Extracting profits from a business
How do you go about drawing profit from your business, and doing so efficiently?
If your business operates as a partnership or sole trader, the profits it makes are what you are taxed on, subject to any expenses which are not deductible for tax purposes. It makes no difference to your tax bill whether the profits are held within the business or extracted for your personal use.
Paying yourself a salary of between £6,032 and £8,424 for a full year counts towards the state pension and other state benefits, but neither you or your company have to pay any national insurance contributions (NICs).
Any salary above £8,424 would result in employer’s NICs being payable at 13.8%.
Employees’ NICs would be payable above this amount at 12% up to a limit of £46,384. Above this amount the rate of employees’ NICs payable falls to 2%.
Your employer’s NICs liability can be set against the £3,000 employment allowance, if your company employs more than just you as the sole director and pays each of those additional employees more than £8,424.
Employing a family member can be a good way to spread the income from the business around the family, and use all available personal allowances and lower tax bands.
However, the wage paid to a family member must represent a market rate for the work performed – you shouldn’t pay your son a senior executive’s salary if he’s working on reception, for example.
The company must have sufficient reserves before the directors authorise a dividend to be paid.
If there are insufficient reserves available, any dividends paid may be re-categorised as loans to the recipients.
Each individual is entitled to an annual dividend allowance of £2,000. Dividends received up to this limit are taxed at 0%, while additional dividends are subject to dividend tax according to the tax band the income falls into:
Basic-rate taxpayer (up to £34,500) 7.5%
Higher-rate taxpayer (up to £150,000) 32.5%
Additional-rate taxpayer (more than £150,000) 38.1%
These tax bands can be expanded if you make pension contributions or gift aid donations out of net income.
Spreading dividend income among your family members can allow them to use their £2,000 dividend allowance, and pay no tax on that portion of their dividend income.
However, those family members need to first hold shares in the business which entitles them to receive the dividends.
You can give away shares to your spouse or civil partner with minimal tax implications, but seek advice before doing so.

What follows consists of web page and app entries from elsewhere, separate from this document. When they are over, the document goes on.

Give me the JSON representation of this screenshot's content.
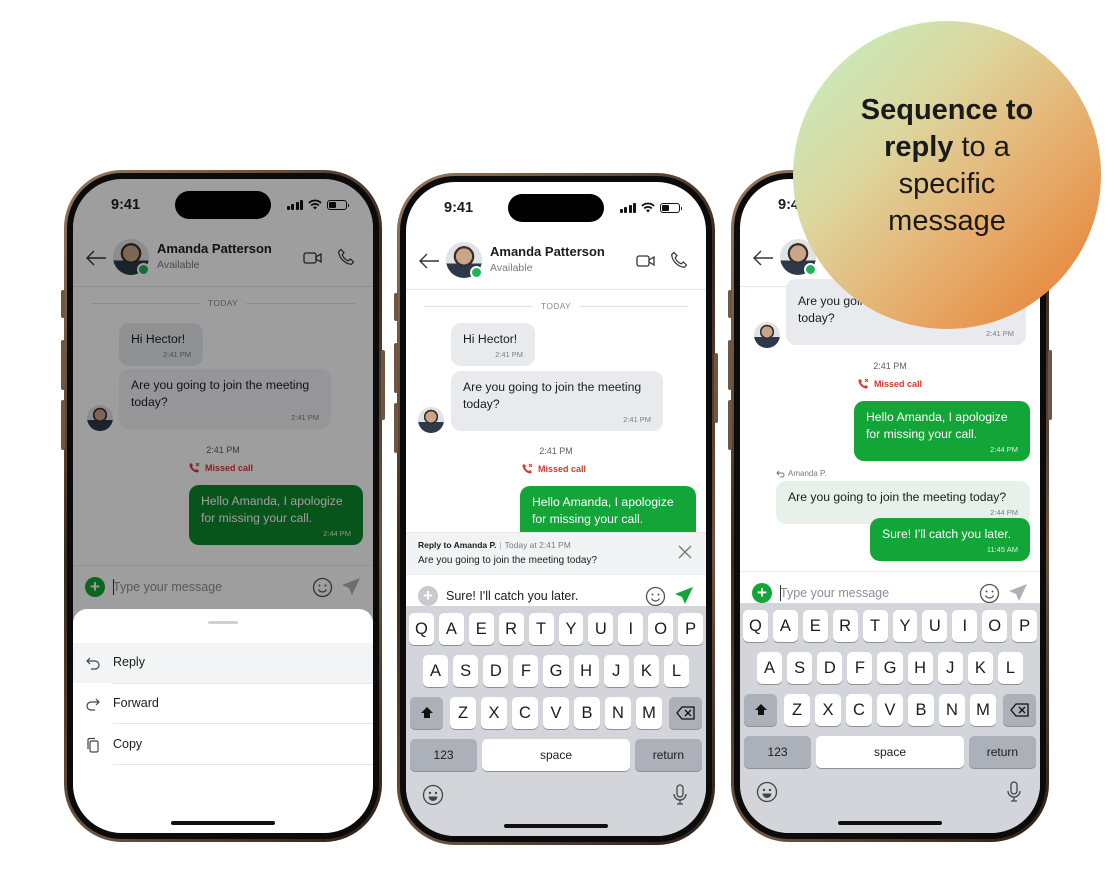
{
  "callout": {
    "bold_line": "Sequence to",
    "bold_word": "reply",
    "rest_line2": " to a",
    "line3": "specific",
    "line4": "message"
  },
  "colors": {
    "brand_green": "#13a538",
    "missed_call_red": "#d33a2c",
    "presence_green": "#1fb35a"
  },
  "status_bar": {
    "time": "9:41"
  },
  "contact": {
    "name": "Amanda Patterson",
    "status": "Available"
  },
  "icons": {
    "back": "arrow-left-icon",
    "video": "video-camera-icon",
    "call": "phone-icon",
    "add": "plus-circle-icon",
    "emoji": "smiley-icon",
    "send": "paper-plane-icon",
    "missed_call": "missed-call-icon",
    "reply": "reply-arrow-icon",
    "forward": "forward-arrow-icon",
    "copy": "copy-icon",
    "close": "close-x-icon",
    "shift": "shift-arrow-icon",
    "backspace": "backspace-icon",
    "mic": "microphone-icon"
  },
  "day_separator": "TODAY",
  "messages": {
    "hi": {
      "text": "Hi Hector!",
      "time": "2:41 PM"
    },
    "question": {
      "text": "Are you going to join the meeting today?",
      "time": "2:41 PM"
    },
    "call_time": "2:41 PM",
    "missed_call": "Missed call",
    "apology": {
      "text": "Hello Amanda, I apologize for missing your call.",
      "time": "2:44 PM"
    },
    "quoted_reply": {
      "author": "Amanda P.",
      "text": "Are you going to join the meeting today?",
      "time": "2:44 PM"
    },
    "answer": {
      "text": "Sure! I'll catch you later.",
      "time": "11:45 AM"
    }
  },
  "composer": {
    "placeholder": "Type your message",
    "draft_value": "Sure! I'll catch you later."
  },
  "reply_preview": {
    "label": "Reply to Amanda P.",
    "when": "Today at 2:41 PM",
    "quoted": "Are you going to join the meeting today?"
  },
  "action_sheet": {
    "items": [
      {
        "label": "Reply",
        "icon": "reply-arrow-icon",
        "highlighted": true
      },
      {
        "label": "Forward",
        "icon": "forward-arrow-icon",
        "highlighted": false
      },
      {
        "label": "Copy",
        "icon": "copy-icon",
        "highlighted": false
      }
    ]
  },
  "keyboard": {
    "row1": [
      "Q",
      "A",
      "E",
      "R",
      "T",
      "Y",
      "U",
      "I",
      "O",
      "P"
    ],
    "row2": [
      "A",
      "S",
      "D",
      "F",
      "G",
      "H",
      "J",
      "K",
      "L"
    ],
    "row3": [
      "Z",
      "X",
      "C",
      "V",
      "B",
      "N",
      "M"
    ],
    "numbers": "123",
    "space": "space",
    "return": "return"
  }
}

To be effective for tax planning purposes the shares should carry a full quota of rights, including the right to vote, receive a variable dividend and share in the capital of the business on a winding up.
Shares given to employees can be subject to income tax as employment-related securities, but there’s a general exemption from that legislation for gifts made as part of a family relationship.
As an alternative to giving shares, family members could subscribe directly for new shares to be issued by the business.
Tyrrell Procter Chartered Accountants, Beaufort House, 113 Parson Street, Bristol, BS3 5QH
0117 907 7373